> _Aim of the task_: Please report the number of lines in the entries below that contain "Steel", with nothing added.
-- Records supplied follows --
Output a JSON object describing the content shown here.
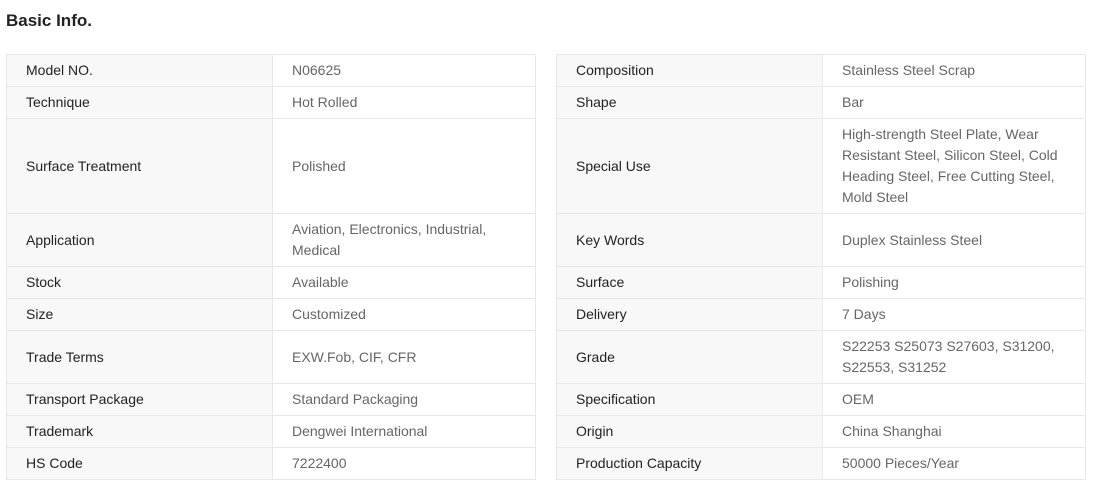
{
  "section": {
    "title": "Basic Info."
  },
  "left_rows": [
    {
      "label": "Model NO.",
      "value": "N06625"
    },
    {
      "label": "Technique",
      "value": "Hot Rolled"
    },
    {
      "label": "Surface Treatment",
      "value": "Polished"
    },
    {
      "label": "Application",
      "value": "Aviation, Electronics, Industrial, Medical"
    },
    {
      "label": "Stock",
      "value": "Available"
    },
    {
      "label": "Size",
      "value": "Customized"
    },
    {
      "label": "Trade Terms",
      "value": "EXW.Fob, CIF, CFR"
    },
    {
      "label": "Transport Package",
      "value": "Standard Packaging"
    },
    {
      "label": "Trademark",
      "value": "Dengwei International"
    },
    {
      "label": "HS Code",
      "value": "7222400"
    }
  ],
  "right_rows": [
    {
      "label": "Composition",
      "value": "Stainless Steel Scrap"
    },
    {
      "label": "Shape",
      "value": "Bar"
    },
    {
      "label": "Special Use",
      "value": "High-strength Steel Plate, Wear Resistant Steel, Silicon Steel, Cold Heading Steel, Free Cutting Steel, Mold Steel"
    },
    {
      "label": "Key Words",
      "value": "Duplex Stainless Steel"
    },
    {
      "label": "Surface",
      "value": "Polishing"
    },
    {
      "label": "Delivery",
      "value": "7 Days"
    },
    {
      "label": "Grade",
      "value": "S22253 S25073 S27603, S31200, S22553, S31252"
    },
    {
      "label": "Specification",
      "value": "OEM"
    },
    {
      "label": "Origin",
      "value": "China Shanghai"
    },
    {
      "label": "Production Capacity",
      "value": "50000 Pieces/Year"
    }
  ]
}
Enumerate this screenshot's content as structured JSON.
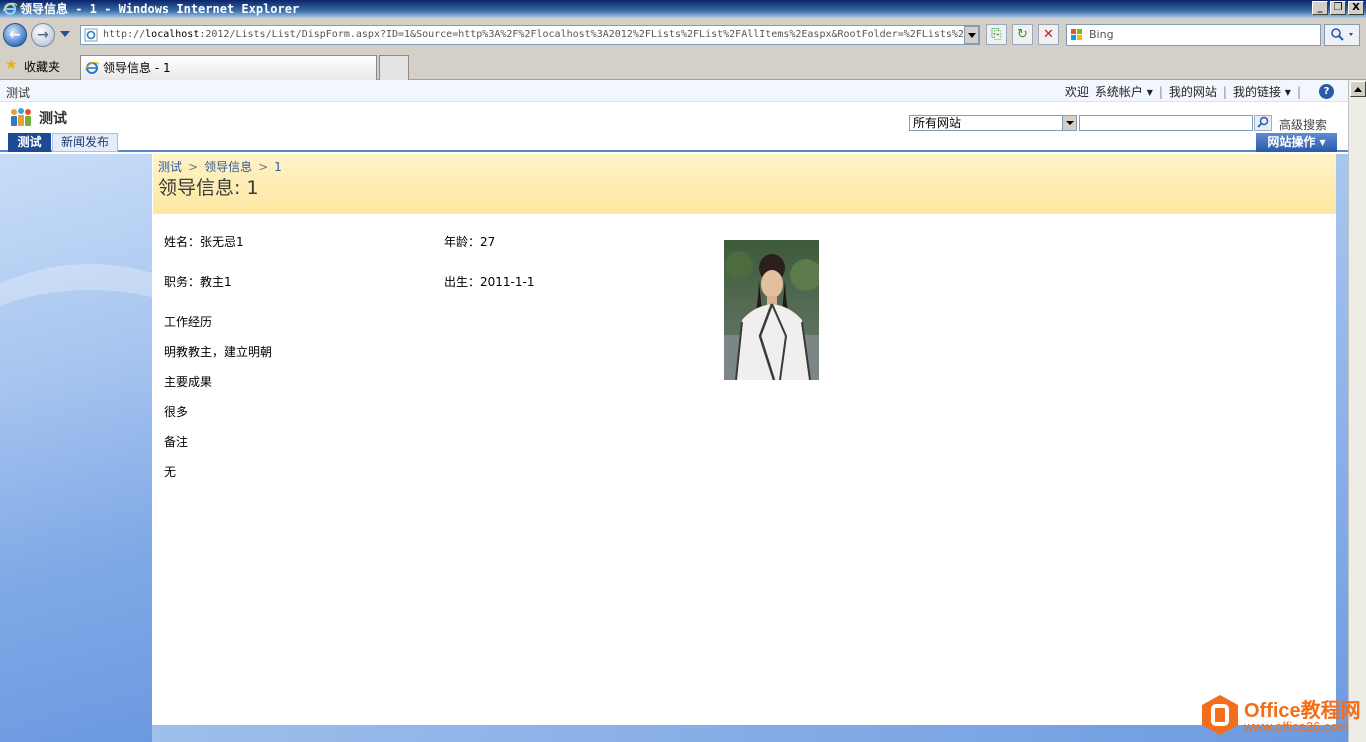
{
  "window": {
    "title": "领导信息 - 1 - Windows Internet Explorer",
    "buttons": [
      "_",
      "❐",
      "X"
    ]
  },
  "browser": {
    "address_scheme": "http://",
    "address_host": "localhost",
    "address_rest": ":2012/Lists/List/DispForm.aspx?ID=1&Source=http%3A%2F%2Flocalhost%3A2012%2FLists%2FList%2FAllItems%2Easpx&RootFolder=%2FLists%2",
    "search_placeholder": "Bing",
    "favorites_label": "收藏夹",
    "tab_title": "领导信息 - 1"
  },
  "sharepoint": {
    "site_crumb": "测试",
    "welcome": "欢迎",
    "account": "系统帐户",
    "my_site": "我的网站",
    "my_links": "我的链接",
    "site_title": "测试",
    "search_scope": "所有网站",
    "advanced_search": "高级搜索",
    "nav_tabs": [
      "测试",
      "新闻发布"
    ],
    "site_actions": "网站操作"
  },
  "page": {
    "breadcrumb": [
      "测试",
      "领导信息",
      "1"
    ],
    "heading": "领导信息: 1"
  },
  "profile": {
    "name": "姓名：张无忌1",
    "age": "年龄：27",
    "position": "职务：教主1",
    "birth": "出生：2011-1-1",
    "experience_label": "工作经历",
    "experience_value": "明教教主，建立明朝",
    "achievements_label": "主要成果",
    "achievements_value": "很多",
    "notes_label": "备注",
    "notes_value": "无"
  },
  "watermark": {
    "brand": "Office教程网",
    "url": "www.office26.com"
  },
  "colors": {
    "title_band": "#fde7a1",
    "nav_active": "#1c4a95",
    "left_pane": "#7fa8e6",
    "watermark": "#f36e1a"
  }
}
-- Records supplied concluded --
> _Worked solution_: 3